I am learning that I will never change my behaviors until I change the way I think. Like others in my program, I suffer from self-hatred and have engaged in self-destructive behaviors. If I am going to be fully healthy and capable of positive decision-making, I need to love myself.
I have hated myself for a long time - maybe my entire life. Those feelings didn't happen by accident. I was rejected by my parents as a child, dominated by a demeaning father and jealous husband as a young woman, and betrayed by trusted friends as a mature woman who should know better. Those people failed me, and they are horrible people. I am working my way to forgiveness for their bad behavior, and will eventually be ready to ask forgiveness for my own bad behavior. Still, especially at this point, allowing them to dominate and dictate my own feelings of self-worth is a choice I have continued to make.
Loving myself might be simple.
It may be just as simple as acknowledging that I love myself, and then repeating that all day long every day.
Maybe it's partly about fully engaging in my treatment program - both the group and individual sessions and the homework, and seeing myself as valuable and worth saving.
It could be that I just need to meditate on the Word. God tells us all the time how much he loves us.
I'm not exactly sure how I'll get there yet, but I will. I know I can do it. I know it because Psalm 17:8 says I am the apple of my Father's eye. And today I read this:
Because Jesus Christ redeemed me I am a new creation of infinite worth. I am deeply loved. I am completely forgiven. I am fully pleasing. I am totally accepted by God. I am absolutely complete in Christ.I don't have to follow any list of rules for Christ to love me - or to love myself. I don't have to be "better" or perfect or even not failing. I don't have to do anything. I can and SHOULD be myself. I am fully pleasing!

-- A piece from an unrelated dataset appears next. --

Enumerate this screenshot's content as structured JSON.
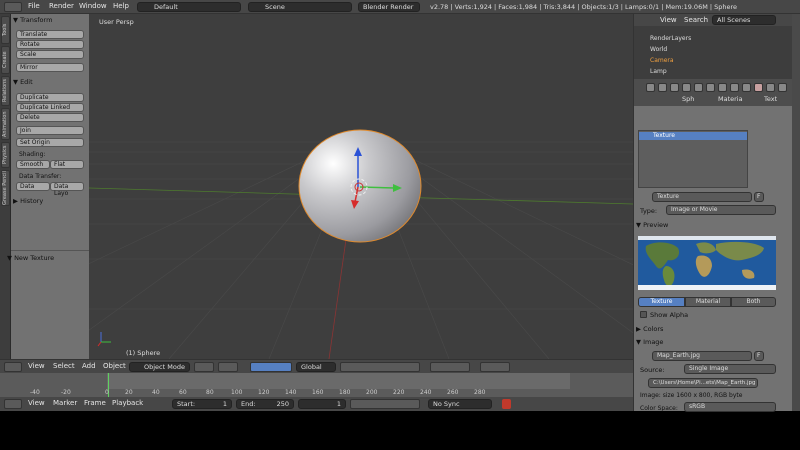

The people I have allowed in my inner sanctum concur. My auntie told me how excited she was after I saw her at Rotary the other day: "When you smiled, I felt so excited. You're back! We have Kari back!" My sister has been a Godsend too; she is excited for recovery and wants to revel in the joy of her family - me - again. My best friend tells me every day that he can see how different I am: "I am so proud of you for the direction your life is moving, and being able to witness it firsthand." And my undefined friend (hahahaha) tells me I matter, that he can see how happy I am, and that he loves my spirit.

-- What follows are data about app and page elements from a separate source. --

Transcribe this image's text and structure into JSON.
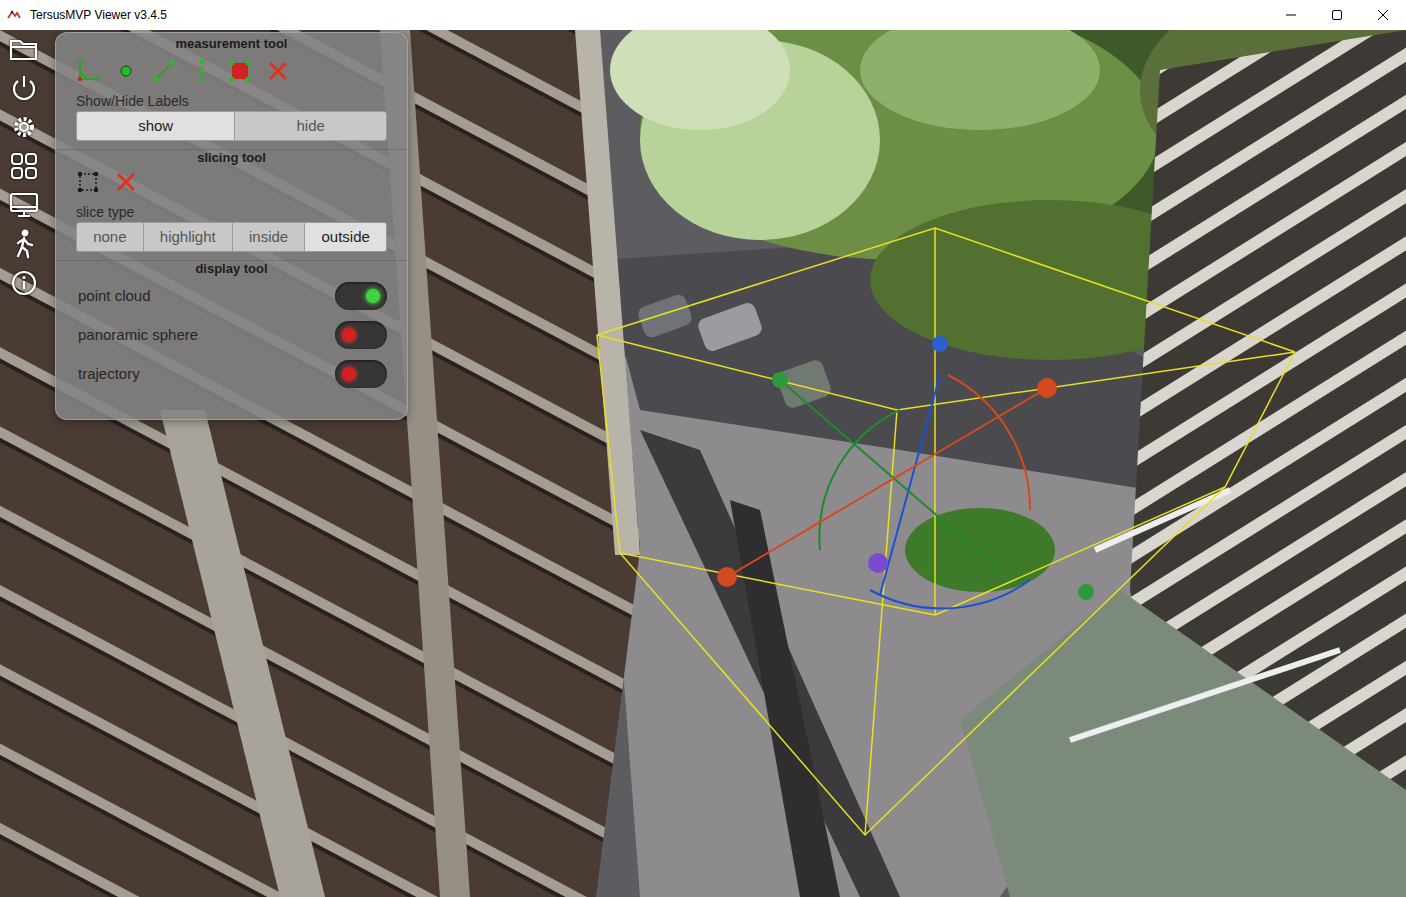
{
  "window": {
    "title": "TersusMVP Viewer v3.4.5"
  },
  "panel": {
    "measurement": {
      "title": "measurement tool",
      "labels_caption": "Show/Hide Labels",
      "label_options": [
        {
          "label": "show",
          "selected": true
        },
        {
          "label": "hide",
          "selected": false
        }
      ]
    },
    "slicing": {
      "title": "slicing tool",
      "slice_caption": "slice type",
      "slice_types": [
        {
          "label": "none",
          "selected": false
        },
        {
          "label": "highlight",
          "selected": false
        },
        {
          "label": "inside",
          "selected": false
        },
        {
          "label": "outside",
          "selected": true
        }
      ]
    },
    "display": {
      "title": "display tool",
      "toggles": [
        {
          "label": "point cloud",
          "on": true
        },
        {
          "label": "panoramic sphere",
          "on": false
        },
        {
          "label": "trajectory",
          "on": false
        }
      ]
    }
  }
}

Strangers are even excited for me. Someday I'm going to write about this phase in my life and I'll be able to talk about the investors. It's enough for now to say that people believe in me, trust that I am about to be massively successful, and are all-in for the ride.
Boggles the mind.

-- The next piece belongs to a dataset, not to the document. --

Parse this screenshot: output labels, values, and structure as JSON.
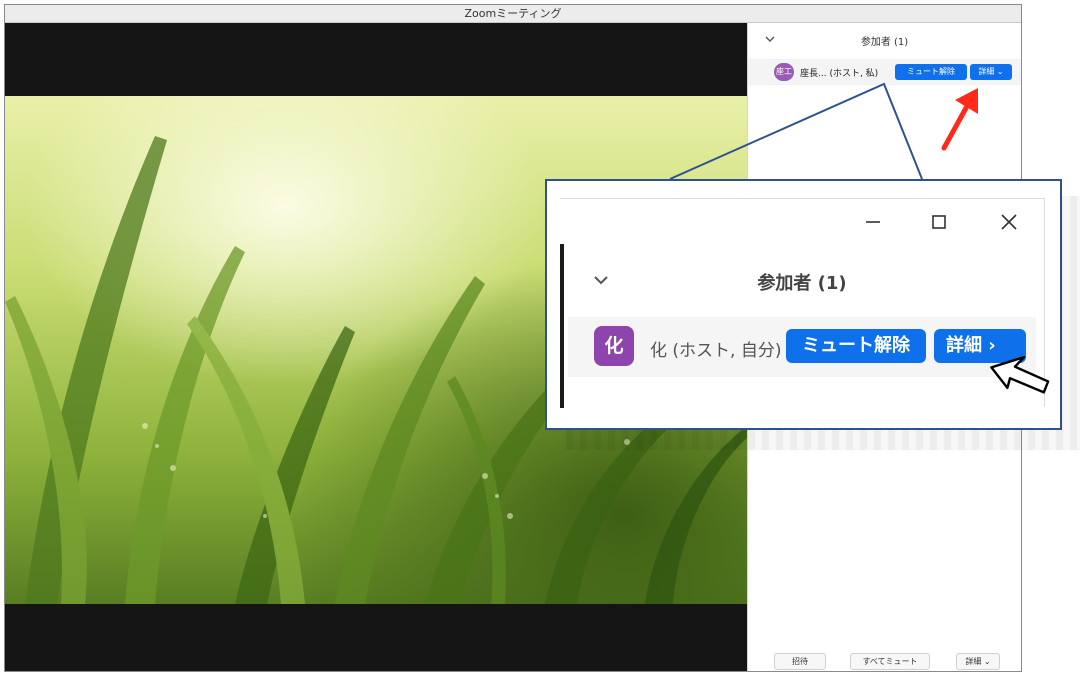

No one has ever said with such conviction, I believe in you.
And you know? I treasure every person who is standing here beside me.
I treasure this journey of self-discovery, painful as it is and as laden as it is with confronting difficult emotions and the reality of the things I have done and failed to do.
And most, I treasure that I am able to make myself a priority and a project. I have never failed a project, and I'm not about to fail this one.
My husband doesn't like it. He thinks I am writing about him. I am not. I am writing, as I always have, about my journey. As someone who was a part of my life for twenty-seven years, who helped shape the person I became, and who threw me away at my weakest moment, he ought to recognize my right to heal. And, I guess if he doesn't, too bad for him. This is my story to tell, and I have the right to tell it.
My husband betrayed the secrets of my heart. He forwarded intimate pictures of me to his lovers, one of whom published them on the internet. He mocked me and shamed me to my friends and family, including my sons. He bruised my body, my spirit, and my mind. He lied to law enforcement about me and told my sons he would rectify those lies; he has not. He lied to the state of Minnesota about me. He re-wrote the entire history of us to make me appear monstrous, feeble-minded, and solely responsible for the demise of a good marriage.
I don't accept any of that.
And maybe that is how I learn to love and respect myself. Maybe it is in the revelation of the secrets that hide sin. Maybe it is in the rejection of his portrayal of me. Maybe it is in the freedom to finally tell my story.
I am renewing my body, my spirit, and my mind.
It feels good.